The Need




Resolute currently works only in Ethiopia. Ethiopia’s hospitals embody the tenacity and adaptability of health care workers in the country.  Ethiopia’s population stands at 105 million. When Resolute Health (formerly SAO) began its mission trips to Addis Ababa in 2008, the population was about 80 million. With this considerable growth, the government and partner groups have made massive progress in treating patients and working to build a health care system that is sustainable in the long run.

However, the country’s rapid growth has naturally led to a great strain on hospitals—both their infrastructure and their workers. That patient load is made more difficult due to outdated infrastructure and equipment in many buildings of our partner hospitals.

Since Resolute Health first arrived in 2008, our partner hospitals’ quality of care, equipment, training, and buildings have improved measurably. However, as Ethiopia’s population booms, the facilities still face many challenges.

I’m forced to see 40–45 patients in one afternoon. You can imagine the quality of care that I’m giving

- Dr. Abebe Bekele, a thoracic surgeon at one of our partner hospitals. He is one of only a handful of thoracic surgeons in all of Ethiopia.





When Resolute Health arrived in 2008, there was no epidural service for patients in labor in the hospital, or anywhere in the entire country. There are relatively few specialists in key fields. As of 2012, for example, only 19 anesthesiologists were working in all of Ethiopia. That’s compared to [around 100] at Swedish Hospital in Seattle alone, one of our partner hospitals.  In turn, there are staggering patient loads for each physician, such as those faced by Dr. Bekele. WIth Ethiopia’s population booming at one of the world’s highest rates, the problem continues.

For many hours of the day, the medical staff faces a never-ending succession of triage efforts. They must try to identify patients with the most pressing needs and address them the best they can. There is little time for coordination or planning. With so little free time, medical students and residents often cannot receive trainings on key procedures.

Facing a hectic environment, the key medical personnel in our partner hospitals are often too strapped to perform or receive key training in certain medical specialties and practices. The personnel also work in the face of inadequate equipment and facilities.


Old buildings, infrastructure, Equipment

One of our partner hospitals was built more than 40 years ago. Back then, the hospital had a functional water supply system with hot and cold water and drainage. It also had a central oxygen system, a central suction system and many other hallmarks of a well-equipped medical facility. Today, all of these critical systems are in disrepair and largely nonfunctional. Among the problems: frequent power outages.
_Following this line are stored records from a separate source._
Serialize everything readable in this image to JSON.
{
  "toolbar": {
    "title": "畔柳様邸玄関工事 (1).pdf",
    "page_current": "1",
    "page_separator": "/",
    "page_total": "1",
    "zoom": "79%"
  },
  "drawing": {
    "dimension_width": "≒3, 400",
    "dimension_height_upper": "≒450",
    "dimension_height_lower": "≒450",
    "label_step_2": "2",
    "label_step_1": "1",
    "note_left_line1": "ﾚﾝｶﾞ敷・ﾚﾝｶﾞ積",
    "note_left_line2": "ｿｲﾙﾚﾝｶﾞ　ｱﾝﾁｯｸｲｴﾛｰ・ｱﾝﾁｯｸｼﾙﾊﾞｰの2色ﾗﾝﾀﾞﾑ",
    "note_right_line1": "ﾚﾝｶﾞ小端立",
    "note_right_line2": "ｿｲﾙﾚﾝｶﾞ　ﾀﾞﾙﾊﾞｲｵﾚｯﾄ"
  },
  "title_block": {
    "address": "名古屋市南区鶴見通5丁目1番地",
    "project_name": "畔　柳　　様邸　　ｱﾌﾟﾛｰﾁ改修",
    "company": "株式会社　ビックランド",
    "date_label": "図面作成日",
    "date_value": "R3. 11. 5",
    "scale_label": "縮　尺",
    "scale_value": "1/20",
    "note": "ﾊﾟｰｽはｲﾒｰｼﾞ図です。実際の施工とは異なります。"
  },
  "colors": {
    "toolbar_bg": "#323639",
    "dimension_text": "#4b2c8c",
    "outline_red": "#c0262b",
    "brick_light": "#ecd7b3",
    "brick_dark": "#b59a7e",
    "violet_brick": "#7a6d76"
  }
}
In fact, this is common to many of our partner hospitals’. Most of the hospital’s operating rooms have few, if any, electrical outlets and inadequate lighting, meaning that even if they obtain much-needed equipment it often has no way to power it.

When Resolute Health first arrived in Ethiopian hospitals, the volunteers found numerous rooms overflowing with broken donated equipment and obsolete supplies. There were shortages of everything from operating room tables to patient monitors. Of particular concern to [Resolute Health]: there were only two dated and barely functioning ventilators in the hospital, and virtually all of the existing anesthesia equipment was in major disrepair.